● What you will do
What you produce should match the records exactly, line for line.

*** Supplied data Section Begins ***

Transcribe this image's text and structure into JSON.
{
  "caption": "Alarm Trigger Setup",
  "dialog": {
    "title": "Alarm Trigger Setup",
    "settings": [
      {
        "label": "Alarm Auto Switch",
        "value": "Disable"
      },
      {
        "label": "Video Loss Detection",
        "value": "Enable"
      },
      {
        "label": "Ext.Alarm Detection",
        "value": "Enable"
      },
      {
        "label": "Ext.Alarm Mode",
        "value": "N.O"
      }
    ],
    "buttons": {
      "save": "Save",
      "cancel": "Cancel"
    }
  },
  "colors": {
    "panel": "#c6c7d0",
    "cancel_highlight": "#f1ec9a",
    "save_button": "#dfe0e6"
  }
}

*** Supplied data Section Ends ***

● Written response
Transcribe this image's text and structure into JSON.
{
  "caption": "Alarm Trigger Setup",
  "dialog": {
    "title": "Alarm Trigger Setup",
    "settings": [
      {
        "label": "Alarm Auto Switch",
        "value": "Disable"
      },
      {
        "label": "Video Loss Detection",
        "value": "Enable"
      },
      {
        "label": "Ext.Alarm Detection",
        "value": "Enable"
      },
      {
        "label": "Ext.Alarm Mode",
        "value": "N.O"
      }
    ],
    "buttons": {
      "save": "Save",
      "cancel": "Cancel"
    }
  },
  "colors": {
    "panel": "#c6c7d0",
    "cancel_highlight": "#f1ec9a",
    "save_button": "#dfe0e6"
  }
}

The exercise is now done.